- VMs are dynamic. They can be created, paused, deleted, restarted and moved in an instant. A backup needs to detect these changes and keep associated data together.
- VMs can be redundant. Backup can become storage-intensive when it retains multiple copies of the same software, OS and applications.
- Physical and virtual compatibility is required. A backup solution for virtual systems has to be compatible with both VMs and the physical hardware running them.
- Backup can impair performance. Virtual systems increase system utilization, but also reduce the processing and bandwidth resources available for performing backup.
- Costs can be high. Depending upon the licensing model, costs can quickly mount (VM count).
Interview Questions for a VM Backup Solution:
When you’re looking at a backup solution for virtual systems, you need to ask the right questions. Here is what you need to ask any backup solution provider before signing on the dotted line.
- Is it compatible with your servers, drivers, hypervisor, operating systems and software?
- Is a separate physical server, SAN or NAS required?
- Can it also back up physical infrastructure, or is a different backup solution needed for that?
- How does it reduce storage usage (block-level, zero copy snapshots, de-duplication)?
- How are the management tools used and accessed?
- Is it integrated with other systems, such as the hypervisor or storage?
- If snapshots are used, how often are snapshots taken? Can it meet your recovery point objective?
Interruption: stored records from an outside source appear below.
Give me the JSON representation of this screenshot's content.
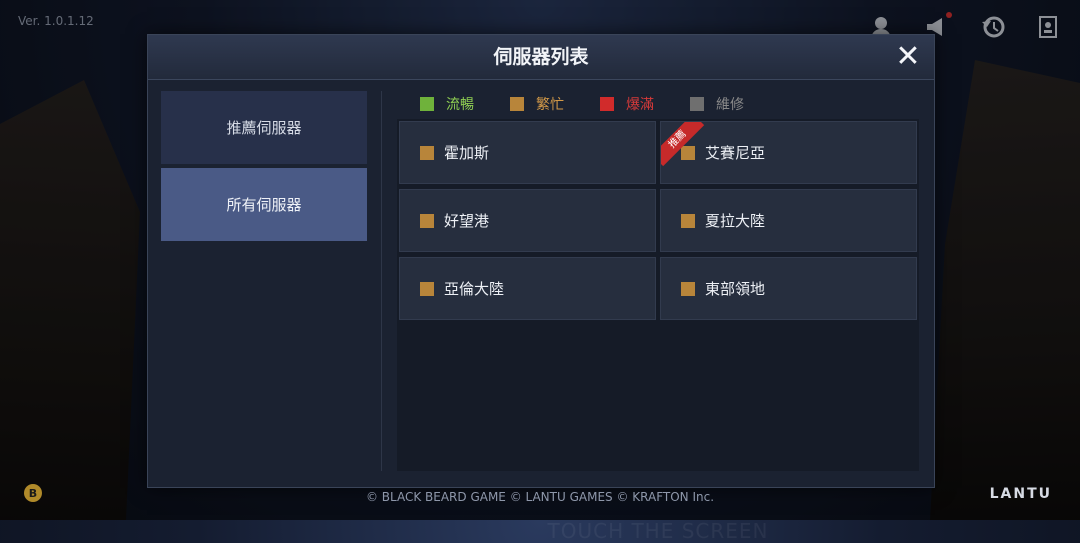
{
  "version": "Ver. 1.0.1.12",
  "top_icons": [
    "account-icon",
    "announcement-icon",
    "restore-icon",
    "profile-card-icon"
  ],
  "dialog": {
    "title": "伺服器列表",
    "close_label": "✕"
  },
  "sidebar": {
    "items": [
      {
        "label": "推薦伺服器",
        "active": false
      },
      {
        "label": "所有伺服器",
        "active": true
      }
    ]
  },
  "legend": [
    {
      "label": "流暢",
      "color": "#6fb23b",
      "text_color": "#8fcf52"
    },
    {
      "label": "繁忙",
      "color": "#b8853a",
      "text_color": "#d49a48"
    },
    {
      "label": "爆滿",
      "color": "#d12b2b",
      "text_color": "#d63a3a"
    },
    {
      "label": "維修",
      "color": "#6f6f6f",
      "text_color": "#8a8a8a"
    }
  ],
  "servers": [
    {
      "name": "霍加斯",
      "status_color": "#b8853a",
      "badge": ""
    },
    {
      "name": "艾賽尼亞",
      "status_color": "#b8853a",
      "badge": "推薦"
    },
    {
      "name": "好望港",
      "status_color": "#b8853a",
      "badge": ""
    },
    {
      "name": "夏拉大陸",
      "status_color": "#b8853a",
      "badge": ""
    },
    {
      "name": "亞倫大陸",
      "status_color": "#b8853a",
      "badge": ""
    },
    {
      "name": "東部領地",
      "status_color": "#b8853a",
      "badge": ""
    }
  ],
  "background_text": "TOUCH THE SCREEN",
  "footer": "© BLACK BEARD GAME © LANTU GAMES © KRAFTON Inc.",
  "bottom_left_badge": "B",
  "logo": "LANTU"
}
- How is data recovered? Is it time- or labor-intensive? What recovery time objective can it meet?
- Can it back up multiple VMs simultaneously without impacting performance?
- Does it auto-detect new or moved VMs and automatically protect them by default?
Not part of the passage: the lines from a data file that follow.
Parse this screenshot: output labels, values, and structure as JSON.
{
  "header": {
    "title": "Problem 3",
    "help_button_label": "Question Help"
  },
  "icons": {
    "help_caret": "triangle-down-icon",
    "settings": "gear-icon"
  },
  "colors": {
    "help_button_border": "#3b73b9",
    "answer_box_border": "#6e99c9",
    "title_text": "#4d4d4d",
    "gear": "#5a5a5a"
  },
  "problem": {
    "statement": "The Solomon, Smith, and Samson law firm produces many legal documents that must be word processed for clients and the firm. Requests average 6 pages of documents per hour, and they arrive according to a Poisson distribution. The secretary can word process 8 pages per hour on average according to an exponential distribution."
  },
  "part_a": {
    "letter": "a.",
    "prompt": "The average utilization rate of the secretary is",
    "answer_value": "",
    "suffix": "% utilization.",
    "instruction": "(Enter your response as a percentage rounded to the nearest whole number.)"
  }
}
- How does it support/provide failover functionality?
- Can you perform disaster testing without impacting production?
- Does it support offsite replication?
- Can you test or try it before purchasing it?
- What is the cost? Are licenses required per VM? How much is offsite bandwidth and storage?
Capture the Opportunity!
Backup of virtual systems goes hand in hand with providing cloud, hosting and virtualization services. It can be an incredibly lucrative service to bundle with your other offerings. Your customers understand its importance and want you to take care of it for them.
As challenging as constantly changing technology is, it also provides new revenue sources for IT providers who keep up and adapt. As Tim O’Reilly, a vocal advocate of the free software and open source movements, points out: “What new technology does is create new opportunities to do a job that customers want done.”
Richard Reiffer is Vice President of Cloud Services at Zenith Infotech and CEO of Global Cloud Consulting. Monthly guest blogs such as this one are part of Talkin' Cloud's annual platinum sponsorship.